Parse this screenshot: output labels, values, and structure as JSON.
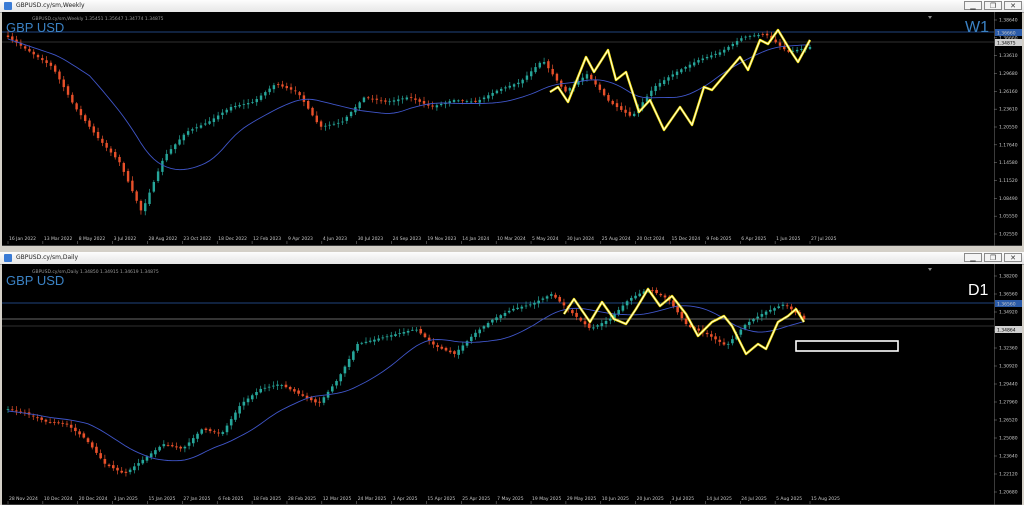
{
  "colors": {
    "bull": "#26a69a",
    "bear": "#e8502a",
    "ma": "#3f55c8",
    "zigzag_outer": "#f4e20d",
    "zigzag_inner": "#ffffff",
    "grid_line": "#2a5aa8",
    "price_box_bg": "#2a5aa8"
  },
  "window_buttons": {
    "minimize": "▁",
    "restore": "❐",
    "close": "✕"
  },
  "weekly": {
    "window_title": "GBPUSD.cy/sm,Weekly",
    "symbol": "GBP USD",
    "ohlc": "GBPUSD.cy/sm,Weekly  1.35451 1.35647 1.34774 1.34875",
    "timeframe": "W1",
    "timeframe_color": "#3b82c4",
    "current_price": "1.34875",
    "hline_price": "1.36660",
    "price_ticks": [
      "1.38640",
      "1.36660",
      "1.33610",
      "1.29680",
      "1.26160",
      "1.23610",
      "1.20550",
      "1.17640",
      "1.14580",
      "1.11520",
      "1.08490",
      "1.05550",
      "1.02550"
    ],
    "date_ticks": [
      "16 Jan 2022",
      "13 Mar 2022",
      "8 May 2022",
      "3 Jul 2022",
      "28 Aug 2022",
      "23 Oct 2022",
      "18 Dec 2022",
      "12 Feb 2023",
      "9 Apr 2023",
      "4 Jun 2023",
      "30 Jul 2023",
      "24 Sep 2023",
      "19 Nov 2023",
      "14 Jan 2024",
      "10 Mar 2024",
      "5 May 2024",
      "30 Jun 2024",
      "25 Aug 2024",
      "20 Oct 2024",
      "15 Dec 2024",
      "9 Feb 2025",
      "6 Apr 2025",
      "1 Jun 2025",
      "27 Jul 2025"
    ]
  },
  "daily": {
    "window_title": "GBPUSD.cy/sm,Daily",
    "symbol": "GBP USD",
    "ohlc": "GBPUSD.cy/sm,Daily  1.34850 1.34915 1.34619 1.34875",
    "timeframe": "D1",
    "timeframe_color": "#ffffff",
    "current_price": "1.34864",
    "hline_price": "1.36560",
    "price_ticks": [
      "1.38200",
      "1.36560",
      "1.34920",
      "1.33640",
      "1.32360",
      "1.30920",
      "1.29440",
      "1.27960",
      "1.26520",
      "1.25080",
      "1.23640",
      "1.22120",
      "1.20680"
    ],
    "date_ticks": [
      "28 Nov 2024",
      "10 Dec 2024",
      "20 Dec 2024",
      "3 Jan 2025",
      "15 Jan 2025",
      "27 Jan 2025",
      "6 Feb 2025",
      "18 Feb 2025",
      "28 Feb 2025",
      "12 Mar 2025",
      "24 Mar 2025",
      "3 Apr 2025",
      "15 Apr 2025",
      "25 Apr 2025",
      "7 May 2025",
      "19 May 2025",
      "29 May 2025",
      "10 Jun 2025",
      "20 Jun 2025",
      "3 Jul 2025",
      "14 Jul 2025",
      "24 Jul 2025",
      "5 Aug 2025",
      "15 Aug 2025"
    ]
  }
}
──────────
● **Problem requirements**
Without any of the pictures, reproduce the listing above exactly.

● **Answer section**
Parse this screenshot: output labels, values, and structure as JSON.
{
  "colors": {
    "bull": "#26a69a",
    "bear": "#e8502a",
    "ma": "#3f55c8",
    "zigzag_outer": "#f4e20d",
    "zigzag_inner": "#ffffff",
    "grid_line": "#2a5aa8",
    "price_box_bg": "#2a5aa8"
  },
  "window_buttons": {
    "minimize": "▁",
    "restore": "❐",
    "close": "✕"
  },
  "weekly": {
    "window_title": "GBPUSD.cy/sm,Weekly",
    "symbol": "GBP USD",
    "ohlc": "GBPUSD.cy/sm,Weekly  1.35451 1.35647 1.34774 1.34875",
    "timeframe": "W1",
    "timeframe_color": "#3b82c4",
    "current_price": "1.34875",
    "hline_price": "1.36660",
    "price_ticks": [
      "1.38640",
      "1.36660",
      "1.33610",
      "1.29680",
      "1.26160",
      "1.23610",
      "1.20550",
      "1.17640",
      "1.14580",
      "1.11520",
      "1.08490",
      "1.05550",
      "1.02550"
    ],
    "date_ticks": [
      "16 Jan 2022",
      "13 Mar 2022",
      "8 May 2022",
      "3 Jul 2022",
      "28 Aug 2022",
      "23 Oct 2022",
      "18 Dec 2022",
      "12 Feb 2023",
      "9 Apr 2023",
      "4 Jun 2023",
      "30 Jul 2023",
      "24 Sep 2023",
      "19 Nov 2023",
      "14 Jan 2024",
      "10 Mar 2024",
      "5 May 2024",
      "30 Jun 2024",
      "25 Aug 2024",
      "20 Oct 2024",
      "15 Dec 2024",
      "9 Feb 2025",
      "6 Apr 2025",
      "1 Jun 2025",
      "27 Jul 2025"
    ]
  },
  "daily": {
    "window_title": "GBPUSD.cy/sm,Daily",
    "symbol": "GBP USD",
    "ohlc": "GBPUSD.cy/sm,Daily  1.34850 1.34915 1.34619 1.34875",
    "timeframe": "D1",
    "timeframe_color": "#ffffff",
    "current_price": "1.34864",
    "hline_price": "1.36560",
    "price_ticks": [
      "1.38200",
      "1.36560",
      "1.34920",
      "1.33640",
      "1.32360",
      "1.30920",
      "1.29440",
      "1.27960",
      "1.26520",
      "1.25080",
      "1.23640",
      "1.22120",
      "1.20680"
    ],
    "date_ticks": [
      "28 Nov 2024",
      "10 Dec 2024",
      "20 Dec 2024",
      "3 Jan 2025",
      "15 Jan 2025",
      "27 Jan 2025",
      "6 Feb 2025",
      "18 Feb 2025",
      "28 Feb 2025",
      "12 Mar 2025",
      "24 Mar 2025",
      "3 Apr 2025",
      "15 Apr 2025",
      "25 Apr 2025",
      "7 May 2025",
      "19 May 2025",
      "29 May 2025",
      "10 Jun 2025",
      "20 Jun 2025",
      "3 Jul 2025",
      "14 Jul 2025",
      "24 Jul 2025",
      "5 Aug 2025",
      "15 Aug 2025"
    ]
  }
}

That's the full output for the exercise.